First, the Commission has agreed on a package to create a genuine European Research Area. In other words to remove barriers that currently hinder researchers - and businesses performing and using research – when they want to move, compete and co-operate across borders. This will be a major boost to UK research institutions and businesses, many of which are world leaders in their fields.
Second, the Commission has announced measures to provide open access to the results of publicly-funded research in Europe, so that researchers and businesses can more easily build on the achievements of research paid for by the public purse. The goal is for 60% of European publicly-funded research articles to be available under open access by 2016.
This will give taxpayers a better return on public investment in R&D in Europe, which totals around £70 billion (€87 billion), most of it funded by national governments, though with an important EU contribution, this year of around £8 billion (€10 billion). As a first step, the Commission will make open access to scientific publications a general principle of Horizon 2020, the EU's Research & Innovation funding programme for 2014-2020. The UK government has recently announced its own ambitious proposals to widen open access.
Third, the Commission has set out revamped rules to make it easier to conduct clinical trials. Clinical trials are tests of medicines in humans and give patients access to the most innovative treatments. At the same time, clinical research, with over £16 billion (€20 billion) of investment per year in the EU, makes a significant contribution to the economy.

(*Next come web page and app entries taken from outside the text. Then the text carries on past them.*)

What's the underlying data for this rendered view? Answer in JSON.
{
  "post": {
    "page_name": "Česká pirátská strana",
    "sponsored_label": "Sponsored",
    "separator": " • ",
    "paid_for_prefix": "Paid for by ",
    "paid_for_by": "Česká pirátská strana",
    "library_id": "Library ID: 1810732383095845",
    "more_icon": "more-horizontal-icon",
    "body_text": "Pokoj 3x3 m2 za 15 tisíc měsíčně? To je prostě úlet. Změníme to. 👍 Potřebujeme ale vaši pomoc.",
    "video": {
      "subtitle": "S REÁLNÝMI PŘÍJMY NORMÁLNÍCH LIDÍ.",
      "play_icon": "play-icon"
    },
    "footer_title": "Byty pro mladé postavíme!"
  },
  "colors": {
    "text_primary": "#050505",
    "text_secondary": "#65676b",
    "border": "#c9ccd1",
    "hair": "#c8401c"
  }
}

The measures proposed today will speed up and simplify authorisation and reporting procedures, while maintaining the highest standards of patient safety and robustness and reliability of data. The measures will also better differentiate the obligations according to the risk-profile of the trial, and improve transparency, including on trials done in third countries.